*Dataset rows for apps and sites*.
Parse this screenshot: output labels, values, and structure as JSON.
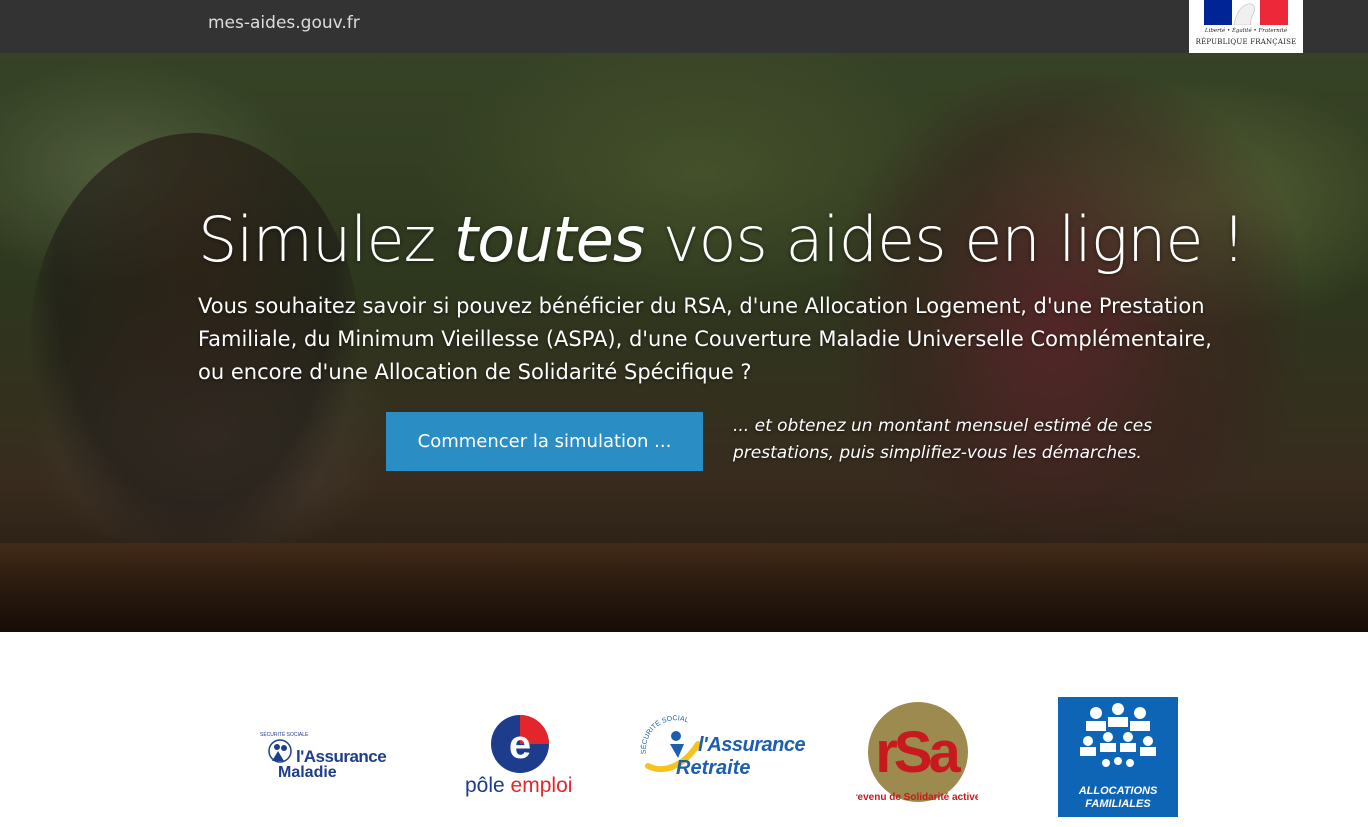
{
  "header": {
    "site_name": "mes-aides.gouv.fr",
    "gov_logo": {
      "motto": "Liberté • Égalité • Fraternité",
      "name": "RÉPUBLIQUE FRANÇAISE",
      "colors": {
        "blue": "#002395",
        "white": "#ffffff",
        "red": "#ed2939"
      }
    }
  },
  "hero": {
    "headline_before": "Simulez ",
    "headline_em": "toutes",
    "headline_after": " vos aides en ligne !",
    "intro": "Vous souhaitez savoir si pouvez bénéficier du RSA, d'une Allocation Logement, d'une Prestation Familiale, du Minimum Vieillesse (ASPA), d'une Couverture Maladie Universelle Complémentaire, ou encore d'une Allocation de Solidarité Spécifique ?",
    "cta_label": "Commencer la simulation ...",
    "cta_note": "... et obtenez un montant mensuel estimé de ces prestations, puis simplifiez-vous les démarches."
  },
  "partners": [
    {
      "id": "assurance-maladie",
      "line1": "l'Assurance",
      "line2": "Maladie",
      "small": "SÉCURITÉ SOCIALE",
      "color": "#1d3e8a"
    },
    {
      "id": "pole-emploi",
      "word1": "pôle",
      "word2": "emploi",
      "glyph": "e",
      "blue": "#1e3c8c",
      "red": "#e3262b"
    },
    {
      "id": "assurance-retraite",
      "line1": "l'Assurance",
      "line2": "Retraite",
      "small": "SÉCURITÉ SOCIALE",
      "blue": "#1d5fae",
      "yellow": "#f6c21c"
    },
    {
      "id": "rsa",
      "logo_text": "rSa",
      "caption": "revenu de Solidarité active",
      "red": "#c8191e",
      "bg": "#9c8a4e"
    },
    {
      "id": "caf",
      "line1": "ALLOCATIONS",
      "line2": "FAMILIALES",
      "bg": "#0f65b5"
    }
  ]
}
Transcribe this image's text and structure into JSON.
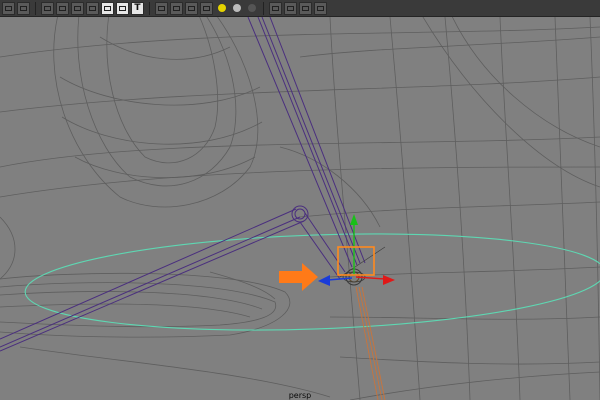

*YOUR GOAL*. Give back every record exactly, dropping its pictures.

*EXPECTED OUTPUT*.
Parse this screenshot: output labels, values, and structure as JSON.
{
  "header": {
    "site_name": "mes-aides.gouv.fr",
    "gov_logo": {
      "motto": "Liberté • Égalité • Fraternité",
      "name": "RÉPUBLIQUE FRANÇAISE",
      "colors": {
        "blue": "#002395",
        "white": "#ffffff",
        "red": "#ed2939"
      }
    }
  },
  "hero": {
    "headline_before": "Simulez ",
    "headline_em": "toutes",
    "headline_after": " vos aides en ligne !",
    "intro": "Vous souhaitez savoir si pouvez bénéficier du RSA, d'une Allocation Logement, d'une Prestation Familiale, du Minimum Vieillesse (ASPA), d'une Couverture Maladie Universelle Complémentaire, ou encore d'une Allocation de Solidarité Spécifique ?",
    "cta_label": "Commencer la simulation ...",
    "cta_note": "... et obtenez un montant mensuel estimé de ces prestations, puis simplifiez-vous les démarches."
  },
  "partners": [
    {
      "id": "assurance-maladie",
      "line1": "l'Assurance",
      "line2": "Maladie",
      "small": "SÉCURITÉ SOCIALE",
      "color": "#1d3e8a"
    },
    {
      "id": "pole-emploi",
      "word1": "pôle",
      "word2": "emploi",
      "glyph": "e",
      "blue": "#1e3c8c",
      "red": "#e3262b"
    },
    {
      "id": "assurance-retraite",
      "line1": "l'Assurance",
      "line2": "Retraite",
      "small": "SÉCURITÉ SOCIALE",
      "blue": "#1d5fae",
      "yellow": "#f6c21c"
    },
    {
      "id": "rsa",
      "logo_text": "rSa",
      "caption": "revenu de Solidarité active",
      "red": "#c8191e",
      "bg": "#9c8a4e"
    },
    {
      "id": "caf",
      "line1": "ALLOCATIONS",
      "line2": "FAMILIALES",
      "bg": "#0f65b5"
    }
  ]
}
Transcribe this image's text and structure into JSON.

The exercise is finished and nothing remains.